* Input data:
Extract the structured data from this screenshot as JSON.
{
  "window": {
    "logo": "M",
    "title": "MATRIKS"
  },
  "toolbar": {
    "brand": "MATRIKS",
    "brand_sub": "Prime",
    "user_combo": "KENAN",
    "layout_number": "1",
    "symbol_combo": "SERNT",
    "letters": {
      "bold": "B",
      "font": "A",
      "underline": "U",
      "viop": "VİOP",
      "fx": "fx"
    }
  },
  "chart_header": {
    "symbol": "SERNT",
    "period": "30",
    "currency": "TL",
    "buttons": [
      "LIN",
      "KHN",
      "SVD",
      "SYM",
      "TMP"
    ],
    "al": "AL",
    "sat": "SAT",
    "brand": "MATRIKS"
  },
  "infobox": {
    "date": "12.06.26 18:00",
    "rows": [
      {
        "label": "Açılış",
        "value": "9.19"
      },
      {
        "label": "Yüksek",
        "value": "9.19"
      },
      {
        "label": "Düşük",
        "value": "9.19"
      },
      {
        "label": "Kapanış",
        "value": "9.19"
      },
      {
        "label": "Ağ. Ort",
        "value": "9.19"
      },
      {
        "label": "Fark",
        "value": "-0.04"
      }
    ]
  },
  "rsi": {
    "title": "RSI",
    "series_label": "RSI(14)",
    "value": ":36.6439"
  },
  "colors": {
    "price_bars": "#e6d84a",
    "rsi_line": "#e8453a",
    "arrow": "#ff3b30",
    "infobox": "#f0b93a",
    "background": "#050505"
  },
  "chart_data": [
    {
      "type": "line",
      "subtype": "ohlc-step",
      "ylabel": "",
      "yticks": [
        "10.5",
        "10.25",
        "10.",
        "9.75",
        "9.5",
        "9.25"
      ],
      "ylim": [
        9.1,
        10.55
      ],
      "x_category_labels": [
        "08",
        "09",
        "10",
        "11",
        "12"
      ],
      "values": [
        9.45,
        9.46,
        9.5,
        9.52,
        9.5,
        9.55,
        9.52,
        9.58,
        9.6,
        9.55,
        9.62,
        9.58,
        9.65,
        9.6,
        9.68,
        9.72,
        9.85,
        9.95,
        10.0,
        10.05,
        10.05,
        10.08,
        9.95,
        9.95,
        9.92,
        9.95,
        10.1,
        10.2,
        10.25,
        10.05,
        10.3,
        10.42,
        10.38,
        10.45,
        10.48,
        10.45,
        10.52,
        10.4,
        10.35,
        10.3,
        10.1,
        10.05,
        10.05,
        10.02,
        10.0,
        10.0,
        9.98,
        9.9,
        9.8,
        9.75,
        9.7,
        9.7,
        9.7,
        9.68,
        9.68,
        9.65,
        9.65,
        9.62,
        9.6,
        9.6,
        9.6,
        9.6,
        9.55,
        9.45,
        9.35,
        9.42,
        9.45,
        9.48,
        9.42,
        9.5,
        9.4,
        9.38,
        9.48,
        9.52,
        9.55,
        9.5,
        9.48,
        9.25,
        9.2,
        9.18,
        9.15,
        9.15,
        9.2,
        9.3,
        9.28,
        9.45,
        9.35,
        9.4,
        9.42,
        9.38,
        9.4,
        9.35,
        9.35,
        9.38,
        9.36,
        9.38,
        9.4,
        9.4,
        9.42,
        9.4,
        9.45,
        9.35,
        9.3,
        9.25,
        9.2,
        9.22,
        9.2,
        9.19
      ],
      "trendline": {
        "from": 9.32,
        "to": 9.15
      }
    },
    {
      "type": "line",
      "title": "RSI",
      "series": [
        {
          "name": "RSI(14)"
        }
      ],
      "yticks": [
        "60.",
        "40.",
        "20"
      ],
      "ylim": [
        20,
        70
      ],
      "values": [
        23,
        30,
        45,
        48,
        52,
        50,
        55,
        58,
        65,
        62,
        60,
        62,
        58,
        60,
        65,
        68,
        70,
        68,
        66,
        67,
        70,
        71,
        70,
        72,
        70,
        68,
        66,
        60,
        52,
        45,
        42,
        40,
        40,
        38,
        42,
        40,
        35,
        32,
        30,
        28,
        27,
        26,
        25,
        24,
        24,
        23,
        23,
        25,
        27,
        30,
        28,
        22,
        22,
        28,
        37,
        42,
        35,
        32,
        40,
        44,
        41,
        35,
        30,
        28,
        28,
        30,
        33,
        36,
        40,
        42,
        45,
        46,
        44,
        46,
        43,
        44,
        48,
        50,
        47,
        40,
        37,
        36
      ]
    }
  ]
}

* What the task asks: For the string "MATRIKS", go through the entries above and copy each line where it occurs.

* Your response:
    "title": "MATRIKS"
    "brand": "MATRIKS",
    "brand": "MATRIKS"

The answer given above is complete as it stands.